Exercise description:
Output all of the entries beneath, exactly as written.

Record extracts:
__________________________________________________
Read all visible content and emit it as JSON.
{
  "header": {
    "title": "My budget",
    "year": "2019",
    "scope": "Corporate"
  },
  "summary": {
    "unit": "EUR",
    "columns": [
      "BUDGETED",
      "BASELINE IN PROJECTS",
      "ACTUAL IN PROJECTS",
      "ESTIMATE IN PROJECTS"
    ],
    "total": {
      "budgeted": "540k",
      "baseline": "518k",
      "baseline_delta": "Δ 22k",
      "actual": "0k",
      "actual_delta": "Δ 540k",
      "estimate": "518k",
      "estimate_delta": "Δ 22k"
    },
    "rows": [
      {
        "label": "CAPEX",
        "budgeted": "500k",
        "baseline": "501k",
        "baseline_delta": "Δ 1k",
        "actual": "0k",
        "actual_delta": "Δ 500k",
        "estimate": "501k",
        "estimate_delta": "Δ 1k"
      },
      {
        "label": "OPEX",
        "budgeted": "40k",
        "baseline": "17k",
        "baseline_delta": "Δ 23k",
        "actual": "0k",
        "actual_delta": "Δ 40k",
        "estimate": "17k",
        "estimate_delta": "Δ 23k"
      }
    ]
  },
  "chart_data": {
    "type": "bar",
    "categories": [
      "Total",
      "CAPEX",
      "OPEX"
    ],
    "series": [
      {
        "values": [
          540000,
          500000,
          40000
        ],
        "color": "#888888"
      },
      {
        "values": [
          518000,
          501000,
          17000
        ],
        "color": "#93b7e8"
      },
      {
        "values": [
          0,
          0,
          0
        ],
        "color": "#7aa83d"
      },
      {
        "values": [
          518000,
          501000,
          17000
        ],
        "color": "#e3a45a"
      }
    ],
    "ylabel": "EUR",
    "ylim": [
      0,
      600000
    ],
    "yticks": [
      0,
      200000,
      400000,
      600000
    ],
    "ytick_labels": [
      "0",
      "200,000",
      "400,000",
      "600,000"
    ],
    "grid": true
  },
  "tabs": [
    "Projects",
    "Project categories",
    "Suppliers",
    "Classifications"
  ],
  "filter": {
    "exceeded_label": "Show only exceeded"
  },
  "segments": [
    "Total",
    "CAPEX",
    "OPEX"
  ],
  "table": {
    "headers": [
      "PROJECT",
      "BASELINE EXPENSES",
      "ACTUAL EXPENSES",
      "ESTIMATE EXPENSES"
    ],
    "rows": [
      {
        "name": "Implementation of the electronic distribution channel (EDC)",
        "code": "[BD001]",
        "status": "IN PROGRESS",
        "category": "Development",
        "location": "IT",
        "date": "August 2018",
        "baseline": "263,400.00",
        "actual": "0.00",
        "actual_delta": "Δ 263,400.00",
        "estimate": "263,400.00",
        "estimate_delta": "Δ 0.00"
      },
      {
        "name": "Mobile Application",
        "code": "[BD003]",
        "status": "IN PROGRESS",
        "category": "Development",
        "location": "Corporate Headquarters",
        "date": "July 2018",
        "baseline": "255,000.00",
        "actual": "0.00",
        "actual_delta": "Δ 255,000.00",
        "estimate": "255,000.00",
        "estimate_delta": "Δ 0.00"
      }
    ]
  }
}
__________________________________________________
Result for this exercise:
Read all visible content and emit it as JSON.
{
  "header": {
    "title": "My budget",
    "year": "2019",
    "scope": "Corporate"
  },
  "summary": {
    "unit": "EUR",
    "columns": [
      "BUDGETED",
      "BASELINE IN PROJECTS",
      "ACTUAL IN PROJECTS",
      "ESTIMATE IN PROJECTS"
    ],
    "total": {
      "budgeted": "540k",
      "baseline": "518k",
      "baseline_delta": "Δ 22k",
      "actual": "0k",
      "actual_delta": "Δ 540k",
      "estimate": "518k",
      "estimate_delta": "Δ 22k"
    },
    "rows": [
      {
        "label": "CAPEX",
        "budgeted": "500k",
        "baseline": "501k",
        "baseline_delta": "Δ 1k",
        "actual": "0k",
        "actual_delta": "Δ 500k",
        "estimate": "501k",
        "estimate_delta": "Δ 1k"
      },
      {
        "label": "OPEX",
        "budgeted": "40k",
        "baseline": "17k",
        "baseline_delta": "Δ 23k",
        "actual": "0k",
        "actual_delta": "Δ 40k",
        "estimate": "17k",
        "estimate_delta": "Δ 23k"
      }
    ]
  },
  "chart_data": {
    "type": "bar",
    "categories": [
      "Total",
      "CAPEX",
      "OPEX"
    ],
    "series": [
      {
        "values": [
          540000,
          500000,
          40000
        ],
        "color": "#888888"
      },
      {
        "values": [
          518000,
          501000,
          17000
        ],
        "color": "#93b7e8"
      },
      {
        "values": [
          0,
          0,
          0
        ],
        "color": "#7aa83d"
      },
      {
        "values": [
          518000,
          501000,
          17000
        ],
        "color": "#e3a45a"
      }
    ],
    "ylabel": "EUR",
    "ylim": [
      0,
      600000
    ],
    "yticks": [
      0,
      200000,
      400000,
      600000
    ],
    "ytick_labels": [
      "0",
      "200,000",
      "400,000",
      "600,000"
    ],
    "grid": true
  },
  "tabs": [
    "Projects",
    "Project categories",
    "Suppliers",
    "Classifications"
  ],
  "filter": {
    "exceeded_label": "Show only exceeded"
  },
  "segments": [
    "Total",
    "CAPEX",
    "OPEX"
  ],
  "table": {
    "headers": [
      "PROJECT",
      "BASELINE EXPENSES",
      "ACTUAL EXPENSES",
      "ESTIMATE EXPENSES"
    ],
    "rows": [
      {
        "name": "Implementation of the electronic distribution channel (EDC)",
        "code": "[BD001]",
        "status": "IN PROGRESS",
        "category": "Development",
        "location": "IT",
        "date": "August 2018",
        "baseline": "263,400.00",
        "actual": "0.00",
        "actual_delta": "Δ 263,400.00",
        "estimate": "263,400.00",
        "estimate_delta": "Δ 0.00"
      },
      {
        "name": "Mobile Application",
        "code": "[BD003]",
        "status": "IN PROGRESS",
        "category": "Development",
        "location": "Corporate Headquarters",
        "date": "July 2018",
        "baseline": "255,000.00",
        "actual": "0.00",
        "actual_delta": "Δ 255,000.00",
        "estimate": "255,000.00",
        "estimate_delta": "Δ 0.00"
      }
    ]
  }
}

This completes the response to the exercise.